# Requirement
Your answer must be an exact copy of every record.

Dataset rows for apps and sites
■ ■ ■ ■ ■

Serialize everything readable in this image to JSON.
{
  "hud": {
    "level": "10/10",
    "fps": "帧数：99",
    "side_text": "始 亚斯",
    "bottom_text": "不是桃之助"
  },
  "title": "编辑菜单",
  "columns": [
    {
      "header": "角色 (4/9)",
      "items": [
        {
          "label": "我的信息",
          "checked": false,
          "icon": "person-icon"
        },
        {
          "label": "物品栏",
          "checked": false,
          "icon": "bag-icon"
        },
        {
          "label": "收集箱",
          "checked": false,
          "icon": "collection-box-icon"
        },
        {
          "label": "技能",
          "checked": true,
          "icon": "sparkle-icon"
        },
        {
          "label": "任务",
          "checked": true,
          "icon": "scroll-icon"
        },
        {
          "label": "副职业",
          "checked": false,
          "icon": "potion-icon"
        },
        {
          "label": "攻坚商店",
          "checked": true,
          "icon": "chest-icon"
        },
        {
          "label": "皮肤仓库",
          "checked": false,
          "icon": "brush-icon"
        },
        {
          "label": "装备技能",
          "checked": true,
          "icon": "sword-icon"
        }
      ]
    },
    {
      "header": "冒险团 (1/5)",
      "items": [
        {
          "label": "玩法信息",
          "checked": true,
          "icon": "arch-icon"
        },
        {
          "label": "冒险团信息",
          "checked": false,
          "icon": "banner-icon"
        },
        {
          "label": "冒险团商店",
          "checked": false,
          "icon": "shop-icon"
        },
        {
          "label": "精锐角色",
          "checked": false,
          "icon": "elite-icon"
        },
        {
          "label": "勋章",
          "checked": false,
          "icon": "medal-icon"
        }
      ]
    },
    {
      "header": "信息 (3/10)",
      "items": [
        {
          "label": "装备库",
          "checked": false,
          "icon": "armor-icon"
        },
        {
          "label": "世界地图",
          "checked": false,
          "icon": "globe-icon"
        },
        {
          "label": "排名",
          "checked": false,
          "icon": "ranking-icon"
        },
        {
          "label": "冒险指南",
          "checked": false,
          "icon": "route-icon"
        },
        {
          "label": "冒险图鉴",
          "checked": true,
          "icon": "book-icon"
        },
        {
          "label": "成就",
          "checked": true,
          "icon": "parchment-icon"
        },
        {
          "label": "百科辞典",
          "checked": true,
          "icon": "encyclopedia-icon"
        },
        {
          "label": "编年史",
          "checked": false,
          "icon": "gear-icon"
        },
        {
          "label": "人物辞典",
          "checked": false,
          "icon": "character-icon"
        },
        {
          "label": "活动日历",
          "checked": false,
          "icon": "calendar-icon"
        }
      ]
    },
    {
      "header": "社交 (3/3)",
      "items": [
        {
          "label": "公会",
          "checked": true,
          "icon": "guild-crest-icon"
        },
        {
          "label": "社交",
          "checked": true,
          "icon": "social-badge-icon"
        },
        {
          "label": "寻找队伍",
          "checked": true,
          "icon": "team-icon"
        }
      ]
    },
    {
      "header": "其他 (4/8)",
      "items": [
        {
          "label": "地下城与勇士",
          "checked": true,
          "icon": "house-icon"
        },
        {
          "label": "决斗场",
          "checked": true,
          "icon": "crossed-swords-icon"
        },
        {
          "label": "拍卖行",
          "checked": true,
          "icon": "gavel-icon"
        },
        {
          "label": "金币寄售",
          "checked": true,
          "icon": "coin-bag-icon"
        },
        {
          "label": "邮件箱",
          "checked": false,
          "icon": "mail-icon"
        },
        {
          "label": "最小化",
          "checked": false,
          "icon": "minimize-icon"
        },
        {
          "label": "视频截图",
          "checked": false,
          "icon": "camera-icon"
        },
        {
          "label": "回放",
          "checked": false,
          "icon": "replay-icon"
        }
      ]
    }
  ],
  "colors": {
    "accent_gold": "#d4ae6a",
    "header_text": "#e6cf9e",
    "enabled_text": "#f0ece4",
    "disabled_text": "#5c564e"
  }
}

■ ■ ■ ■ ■

# Response to this exercise
Serialize everything readable in this image to JSON.
{
  "hud": {
    "level": "10/10",
    "fps": "帧数：99",
    "side_text": "始 亚斯",
    "bottom_text": "不是桃之助"
  },
  "title": "编辑菜单",
  "columns": [
    {
      "header": "角色 (4/9)",
      "items": [
        {
          "label": "我的信息",
          "checked": false,
          "icon": "person-icon"
        },
        {
          "label": "物品栏",
          "checked": false,
          "icon": "bag-icon"
        },
        {
          "label": "收集箱",
          "checked": false,
          "icon": "collection-box-icon"
        },
        {
          "label": "技能",
          "checked": true,
          "icon": "sparkle-icon"
        },
        {
          "label": "任务",
          "checked": true,
          "icon": "scroll-icon"
        },
        {
          "label": "副职业",
          "checked": false,
          "icon": "potion-icon"
        },
        {
          "label": "攻坚商店",
          "checked": true,
          "icon": "chest-icon"
        },
        {
          "label": "皮肤仓库",
          "checked": false,
          "icon": "brush-icon"
        },
        {
          "label": "装备技能",
          "checked": true,
          "icon": "sword-icon"
        }
      ]
    },
    {
      "header": "冒险团 (1/5)",
      "items": [
        {
          "label": "玩法信息",
          "checked": true,
          "icon": "arch-icon"
        },
        {
          "label": "冒险团信息",
          "checked": false,
          "icon": "banner-icon"
        },
        {
          "label": "冒险团商店",
          "checked": false,
          "icon": "shop-icon"
        },
        {
          "label": "精锐角色",
          "checked": false,
          "icon": "elite-icon"
        },
        {
          "label": "勋章",
          "checked": false,
          "icon": "medal-icon"
        }
      ]
    },
    {
      "header": "信息 (3/10)",
      "items": [
        {
          "label": "装备库",
          "checked": false,
          "icon": "armor-icon"
        },
        {
          "label": "世界地图",
          "checked": false,
          "icon": "globe-icon"
        },
        {
          "label": "排名",
          "checked": false,
          "icon": "ranking-icon"
        },
        {
          "label": "冒险指南",
          "checked": false,
          "icon": "route-icon"
        },
        {
          "label": "冒险图鉴",
          "checked": true,
          "icon": "book-icon"
        },
        {
          "label": "成就",
          "checked": true,
          "icon": "parchment-icon"
        },
        {
          "label": "百科辞典",
          "checked": true,
          "icon": "encyclopedia-icon"
        },
        {
          "label": "编年史",
          "checked": false,
          "icon": "gear-icon"
        },
        {
          "label": "人物辞典",
          "checked": false,
          "icon": "character-icon"
        },
        {
          "label": "活动日历",
          "checked": false,
          "icon": "calendar-icon"
        }
      ]
    },
    {
      "header": "社交 (3/3)",
      "items": [
        {
          "label": "公会",
          "checked": true,
          "icon": "guild-crest-icon"
        },
        {
          "label": "社交",
          "checked": true,
          "icon": "social-badge-icon"
        },
        {
          "label": "寻找队伍",
          "checked": true,
          "icon": "team-icon"
        }
      ]
    },
    {
      "header": "其他 (4/8)",
      "items": [
        {
          "label": "地下城与勇士",
          "checked": true,
          "icon": "house-icon"
        },
        {
          "label": "决斗场",
          "checked": true,
          "icon": "crossed-swords-icon"
        },
        {
          "label": "拍卖行",
          "checked": true,
          "icon": "gavel-icon"
        },
        {
          "label": "金币寄售",
          "checked": true,
          "icon": "coin-bag-icon"
        },
        {
          "label": "邮件箱",
          "checked": false,
          "icon": "mail-icon"
        },
        {
          "label": "最小化",
          "checked": false,
          "icon": "minimize-icon"
        },
        {
          "label": "视频截图",
          "checked": false,
          "icon": "camera-icon"
        },
        {
          "label": "回放",
          "checked": false,
          "icon": "replay-icon"
        }
      ]
    }
  ],
  "colors": {
    "accent_gold": "#d4ae6a",
    "header_text": "#e6cf9e",
    "enabled_text": "#f0ece4",
    "disabled_text": "#5c564e"
  }
}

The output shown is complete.